> **THE DATA**
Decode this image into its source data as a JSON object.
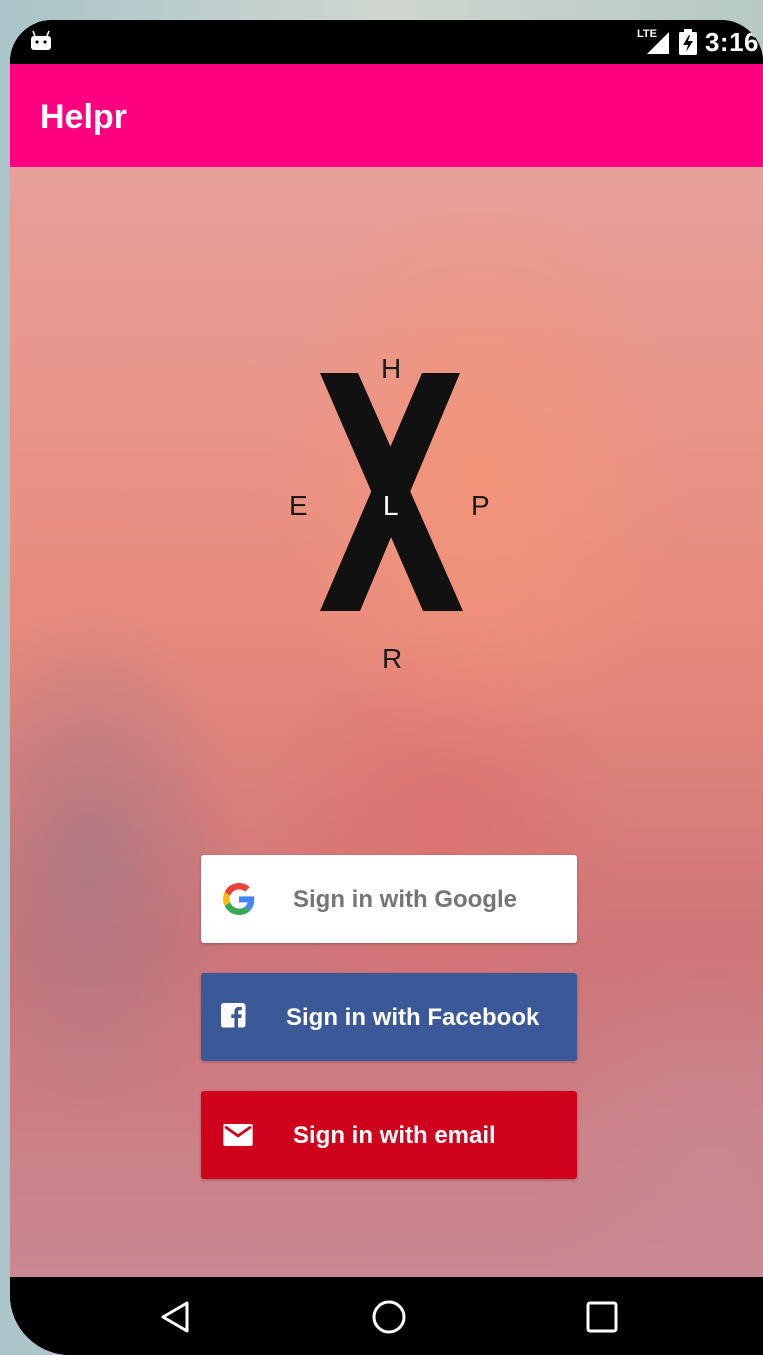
{
  "status_bar": {
    "network": "LTE",
    "time": "3:16"
  },
  "app_bar": {
    "title": "Helpr"
  },
  "logo": {
    "top": "H",
    "left": "E",
    "center": "L",
    "right": "P",
    "bottom": "R",
    "background_glyph": "X"
  },
  "auth_buttons": [
    {
      "label": "Sign in with Google",
      "icon": "google-icon",
      "bg": "#ffffff",
      "fg": "#757575"
    },
    {
      "label": "Sign in with Facebook",
      "icon": "facebook-icon",
      "bg": "#3b5998",
      "fg": "#ffffff"
    },
    {
      "label": "Sign in with email",
      "icon": "mail-icon",
      "bg": "#d0021b",
      "fg": "#ffffff"
    }
  ],
  "colors": {
    "accent": "#ff0080"
  },
  "nav_bar": {
    "back_icon": "back-triangle-icon",
    "home_icon": "home-circle-icon",
    "recent_icon": "recent-square-icon"
  }
}
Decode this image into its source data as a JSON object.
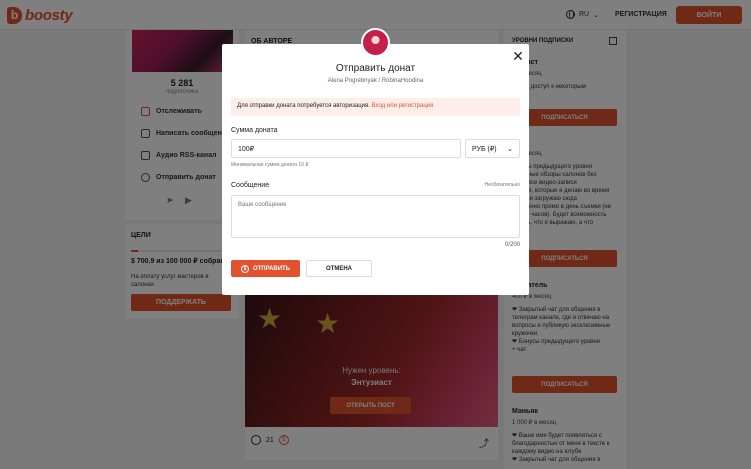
{
  "header": {
    "logo_text": "boosty",
    "language": "RU",
    "register_label": "РЕГИСТРАЦИЯ",
    "login_label": "ВОЙТИ"
  },
  "left": {
    "stat_number": "5 281",
    "stat_label": "подписчика",
    "actions": [
      "Отслеживать",
      "Написать сообщение",
      "Аудио RSS-канал",
      "Отправить донат"
    ]
  },
  "goals": {
    "title": "ЦЕЛИ",
    "amount": "$ 700.9 из 100 000 ₽ собрано",
    "progress_fraction": 0.07,
    "description": "На оплату услуг мастеров в салонах",
    "support_label": "ПОДДЕРЖАТЬ"
  },
  "center": {
    "about_title": "ОБ АВТОРЕ",
    "locked_title": "Нужен уровень:",
    "locked_level": "Энтузиаст",
    "open_post_label": "ОТКРЫТЬ ПОСТ",
    "comments_count": "21"
  },
  "right": {
    "title": "УРОВНИ ПОДПИСКИ",
    "tiers": [
      {
        "name": "…зиаст",
        "price": "… в месяц",
        "desc": "…ный доступ к некоторым"
      },
      {
        "name": "",
        "price": "… в месяц",
        "desc": "…нусы предыдущего уровня\n…ельные обзоры салонов без\n…ов, все видео-записи\n…ения, которые я делаю во время\n…дур и загружаю сюда\n…ственно прямо в день съемки (не\n…ее 4 часов). Будет возможность\n…нать, что я выражаю, а что\n…"
      },
      {
        "name": "…вватель",
        "price": "400 ₽ в месяц",
        "desc": "❤ Закрытый чат для общения в телеграм канале, где я отвечаю на вопросы и публикую эксклюзивные кружочки.\n❤ Бонусы предыдущего уровня\n+ чат"
      },
      {
        "name": "Маньяк",
        "price": "1 000 ₽ в месяц",
        "desc": "❤ Ваше имя будет появляться с благодарностью от меня в тексте к каждому видео на ютубе\n❤ Закрытый чат для общения в"
      }
    ],
    "subscribe_label": "ПОДПИСАТЬСЯ"
  },
  "modal": {
    "title": "Отправить донат",
    "subtitle": "Alena Pogrebnyak / RobinaHoodina",
    "alert_text": "Для отправки доната потребуется авторизация.",
    "alert_link": "Вход или регистрация",
    "amount_label": "Сумма доната",
    "amount_value": "100₽",
    "currency": "РУБ (₽)",
    "min_hint": "Минимальная сумма доната 10 ₽",
    "message_label": "Сообщение",
    "optional_label": "Необязательно",
    "message_placeholder": "Ваше сообщение",
    "counter": "0/200",
    "send_label": "ОТПРАВИТЬ",
    "cancel_label": "ОТМЕНА"
  },
  "colors": {
    "accent": "#e2522f",
    "alert_bg": "#fdeeea"
  }
}
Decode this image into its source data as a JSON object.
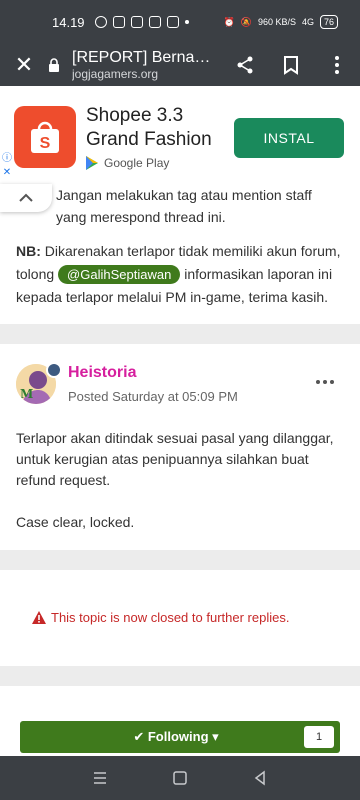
{
  "status_bar": {
    "time": "14.19",
    "net_speed": "960 KB/S",
    "network": "4G",
    "battery": "76"
  },
  "toolbar": {
    "title": "[REPORT] Bernan…",
    "url": "jogjagamers.org"
  },
  "ad": {
    "title": "Shopee 3.3 Grand Fashion",
    "store": "Google Play",
    "install_label": "INSTAL"
  },
  "thread": {
    "quote_tail": "Jangan melakukan tag atau mention staff yang merespond thread ini.",
    "nb_label": "NB:",
    "nb_text_1": " Dikarenakan terlapor tidak memiliki akun forum, tolong ",
    "mention": "@GalihSeptiawan",
    "nb_text_2": " informasikan laporan ini kepada terlapor melalui PM in-game, terima kasih."
  },
  "post": {
    "author": "Heistoria",
    "posted": "Posted Saturday at 05:09 PM",
    "paragraphs": [
      "Terlapor akan ditindak sesuai pasal yang dilanggar, untuk kerugian atas penipuannya silahkan buat refund request.",
      "Case clear, locked."
    ]
  },
  "closed_notice": "This topic is now closed to further replies.",
  "follow": {
    "label": "Following",
    "count": "1"
  },
  "colors": {
    "accent_green": "#3f7a1c",
    "author_pink": "#d61f9e",
    "closed_red": "#c62828",
    "install_green": "#1a8a5c"
  }
}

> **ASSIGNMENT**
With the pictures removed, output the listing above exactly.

> **SOLVED PROBLEM**
Decode this image into its source data as a JSON object.
{
  "status_bar": {
    "network": "LTE",
    "time": "3:16"
  },
  "app_bar": {
    "title": "Helpr"
  },
  "logo": {
    "top": "H",
    "left": "E",
    "center": "L",
    "right": "P",
    "bottom": "R",
    "background_glyph": "X"
  },
  "auth_buttons": [
    {
      "label": "Sign in with Google",
      "icon": "google-icon",
      "bg": "#ffffff",
      "fg": "#757575"
    },
    {
      "label": "Sign in with Facebook",
      "icon": "facebook-icon",
      "bg": "#3b5998",
      "fg": "#ffffff"
    },
    {
      "label": "Sign in with email",
      "icon": "mail-icon",
      "bg": "#d0021b",
      "fg": "#ffffff"
    }
  ],
  "colors": {
    "accent": "#ff0080"
  },
  "nav_bar": {
    "back_icon": "back-triangle-icon",
    "home_icon": "home-circle-icon",
    "recent_icon": "recent-square-icon"
  }
}
Decode this image into its source data as a JSON object.
{
  "header": {
    "logo_text": "boosty",
    "language": "RU",
    "register_label": "РЕГИСТРАЦИЯ",
    "login_label": "ВОЙТИ"
  },
  "left": {
    "stat_number": "5 281",
    "stat_label": "подписчика",
    "actions": [
      "Отслеживать",
      "Написать сообщение",
      "Аудио RSS-канал",
      "Отправить донат"
    ]
  },
  "goals": {
    "title": "ЦЕЛИ",
    "amount": "$ 700.9 из 100 000 ₽ собрано",
    "progress_fraction": 0.07,
    "description": "На оплату услуг мастеров в салонах",
    "support_label": "ПОДДЕРЖАТЬ"
  },
  "center": {
    "about_title": "ОБ АВТОРЕ",
    "locked_title": "Нужен уровень:",
    "locked_level": "Энтузиаст",
    "open_post_label": "ОТКРЫТЬ ПОСТ",
    "comments_count": "21"
  },
  "right": {
    "title": "УРОВНИ ПОДПИСКИ",
    "tiers": [
      {
        "name": "…зиаст",
        "price": "… в месяц",
        "desc": "…ный доступ к некоторым"
      },
      {
        "name": "",
        "price": "… в месяц",
        "desc": "…нусы предыдущего уровня\n…ельные обзоры салонов без\n…ов, все видео-записи\n…ения, которые я делаю во время\n…дур и загружаю сюда\n…ственно прямо в день съемки (не\n…ее 4 часов). Будет возможность\n…нать, что я выражаю, а что\n…"
      },
      {
        "name": "…вватель",
        "price": "400 ₽ в месяц",
        "desc": "❤ Закрытый чат для общения в телеграм канале, где я отвечаю на вопросы и публикую эксклюзивные кружочки.\n❤ Бонусы предыдущего уровня\n+ чат"
      },
      {
        "name": "Маньяк",
        "price": "1 000 ₽ в месяц",
        "desc": "❤ Ваше имя будет появляться с благодарностью от меня в тексте к каждому видео на ютубе\n❤ Закрытый чат для общения в"
      }
    ],
    "subscribe_label": "ПОДПИСАТЬСЯ"
  },
  "modal": {
    "title": "Отправить донат",
    "subtitle": "Alena Pogrebnyak / RobinaHoodina",
    "alert_text": "Для отправки доната потребуется авторизация.",
    "alert_link": "Вход или регистрация",
    "amount_label": "Сумма доната",
    "amount_value": "100₽",
    "currency": "РУБ (₽)",
    "min_hint": "Минимальная сумма доната 10 ₽",
    "message_label": "Сообщение",
    "optional_label": "Необязательно",
    "message_placeholder": "Ваше сообщение",
    "counter": "0/200",
    "send_label": "ОТПРАВИТЬ",
    "cancel_label": "ОТМЕНА"
  },
  "colors": {
    "accent": "#e2522f",
    "alert_bg": "#fdeeea"
  }
}
Decode this image into its source data as a JSON object.
{
  "status_bar": {
    "time": "14.19",
    "net_speed": "960 KB/S",
    "network": "4G",
    "battery": "76"
  },
  "toolbar": {
    "title": "[REPORT] Bernan…",
    "url": "jogjagamers.org"
  },
  "ad": {
    "title": "Shopee 3.3 Grand Fashion",
    "store": "Google Play",
    "install_label": "INSTAL"
  },
  "thread": {
    "quote_tail": "Jangan melakukan tag atau mention staff yang merespond thread ini.",
    "nb_label": "NB:",
    "nb_text_1": " Dikarenakan terlapor tidak memiliki akun forum, tolong ",
    "mention": "@GalihSeptiawan",
    "nb_text_2": " informasikan laporan ini kepada terlapor melalui PM in-game, terima kasih."
  },
  "post": {
    "author": "Heistoria",
    "posted": "Posted Saturday at 05:09 PM",
    "paragraphs": [
      "Terlapor akan ditindak sesuai pasal yang dilanggar, untuk kerugian atas penipuannya silahkan buat refund request.",
      "Case clear, locked."
    ]
  },
  "closed_notice": "This topic is now closed to further replies.",
  "follow": {
    "label": "Following",
    "count": "1"
  },
  "colors": {
    "accent_green": "#3f7a1c",
    "author_pink": "#d61f9e",
    "closed_red": "#c62828",
    "install_green": "#1a8a5c"
  }
}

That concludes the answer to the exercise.